— Problem details —
Collect every line in the records below that contains the word "Sterling".

— Working data —
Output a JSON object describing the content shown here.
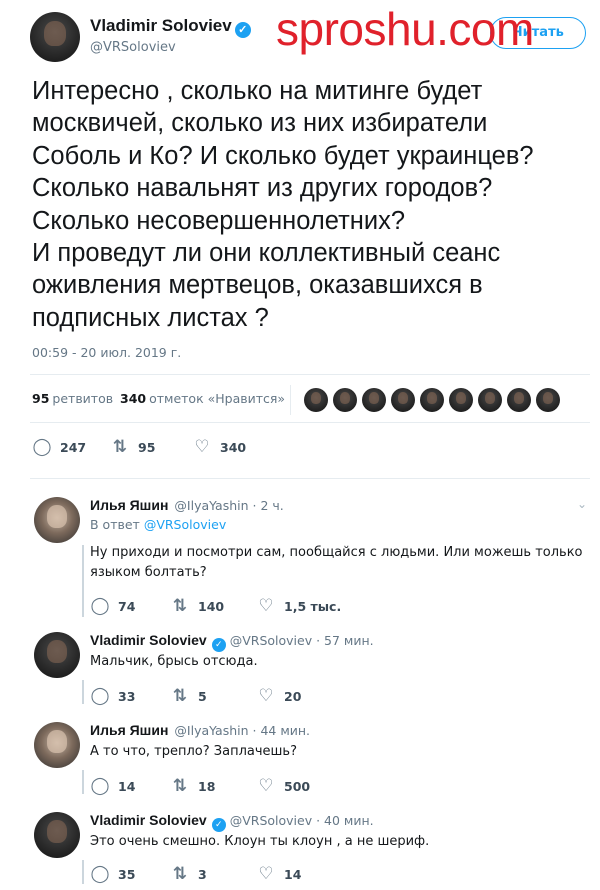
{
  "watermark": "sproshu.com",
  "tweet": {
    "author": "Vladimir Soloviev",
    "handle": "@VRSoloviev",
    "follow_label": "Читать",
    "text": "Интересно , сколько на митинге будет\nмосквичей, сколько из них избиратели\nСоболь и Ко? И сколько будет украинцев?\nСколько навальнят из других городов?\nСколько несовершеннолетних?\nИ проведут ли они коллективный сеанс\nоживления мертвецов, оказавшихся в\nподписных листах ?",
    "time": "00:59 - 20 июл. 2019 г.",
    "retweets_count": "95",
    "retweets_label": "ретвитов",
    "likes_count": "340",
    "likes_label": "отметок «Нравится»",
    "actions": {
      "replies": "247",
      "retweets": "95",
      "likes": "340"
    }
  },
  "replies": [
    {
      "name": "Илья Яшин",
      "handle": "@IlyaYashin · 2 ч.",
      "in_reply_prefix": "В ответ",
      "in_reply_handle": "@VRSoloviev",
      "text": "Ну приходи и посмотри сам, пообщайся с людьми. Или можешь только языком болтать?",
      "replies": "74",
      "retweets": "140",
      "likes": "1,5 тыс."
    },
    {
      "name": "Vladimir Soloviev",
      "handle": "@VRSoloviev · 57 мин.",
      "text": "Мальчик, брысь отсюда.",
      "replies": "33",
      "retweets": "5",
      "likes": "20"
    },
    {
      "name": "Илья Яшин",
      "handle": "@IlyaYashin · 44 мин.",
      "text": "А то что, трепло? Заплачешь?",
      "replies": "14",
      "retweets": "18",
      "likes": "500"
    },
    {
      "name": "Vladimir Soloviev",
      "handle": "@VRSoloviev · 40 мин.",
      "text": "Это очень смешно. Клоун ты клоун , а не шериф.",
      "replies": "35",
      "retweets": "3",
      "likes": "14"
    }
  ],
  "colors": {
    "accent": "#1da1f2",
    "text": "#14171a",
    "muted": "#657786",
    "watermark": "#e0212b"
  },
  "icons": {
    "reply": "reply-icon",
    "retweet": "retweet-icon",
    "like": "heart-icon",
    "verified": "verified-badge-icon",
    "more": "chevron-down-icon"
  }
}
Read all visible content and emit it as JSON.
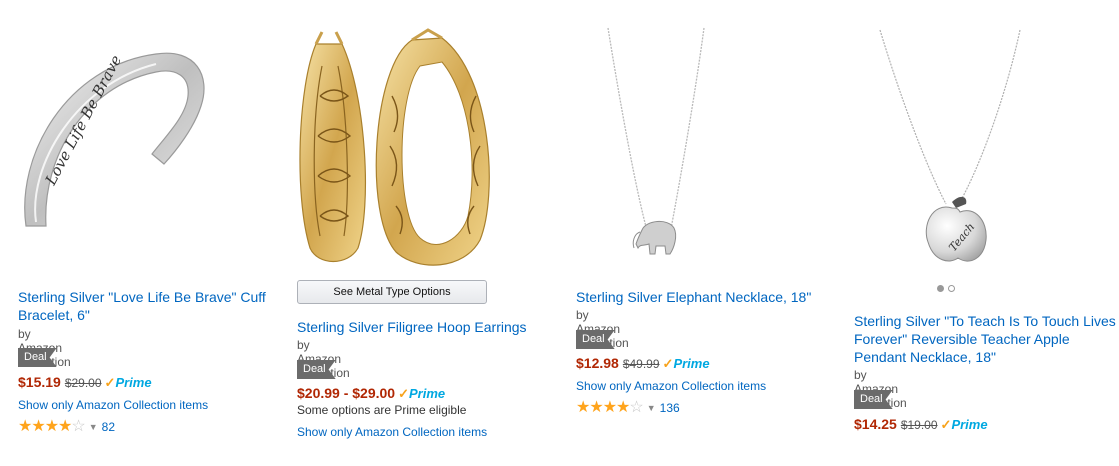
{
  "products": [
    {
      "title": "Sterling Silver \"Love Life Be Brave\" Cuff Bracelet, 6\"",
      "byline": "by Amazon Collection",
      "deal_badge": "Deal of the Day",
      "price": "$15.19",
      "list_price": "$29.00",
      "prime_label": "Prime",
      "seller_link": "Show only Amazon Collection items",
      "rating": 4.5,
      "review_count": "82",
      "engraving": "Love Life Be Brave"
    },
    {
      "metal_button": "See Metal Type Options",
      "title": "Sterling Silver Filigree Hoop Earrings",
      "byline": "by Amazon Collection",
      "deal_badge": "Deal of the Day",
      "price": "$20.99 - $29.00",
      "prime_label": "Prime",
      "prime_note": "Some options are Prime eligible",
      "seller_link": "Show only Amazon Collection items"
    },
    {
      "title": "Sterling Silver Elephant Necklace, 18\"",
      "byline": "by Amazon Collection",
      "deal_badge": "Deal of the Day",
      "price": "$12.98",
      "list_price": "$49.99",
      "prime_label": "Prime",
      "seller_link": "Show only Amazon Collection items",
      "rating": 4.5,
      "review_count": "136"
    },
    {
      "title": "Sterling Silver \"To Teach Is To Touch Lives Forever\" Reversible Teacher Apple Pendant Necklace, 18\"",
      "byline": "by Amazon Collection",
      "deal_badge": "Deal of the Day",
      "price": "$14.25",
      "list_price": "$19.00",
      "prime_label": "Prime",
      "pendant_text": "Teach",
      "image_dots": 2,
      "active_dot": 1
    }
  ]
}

— Result of the task —
      "title": "Sterling Silver \"Love Life Be Brave\" Cuff Bracelet, 6\"",
      "title": "Sterling Silver Filigree Hoop Earrings",
      "title": "Sterling Silver Elephant Necklace, 18\"",
      "title": "Sterling Silver \"To Teach Is To Touch Lives Forever\" Reversible Teacher Apple Pendant Necklace, 18\"",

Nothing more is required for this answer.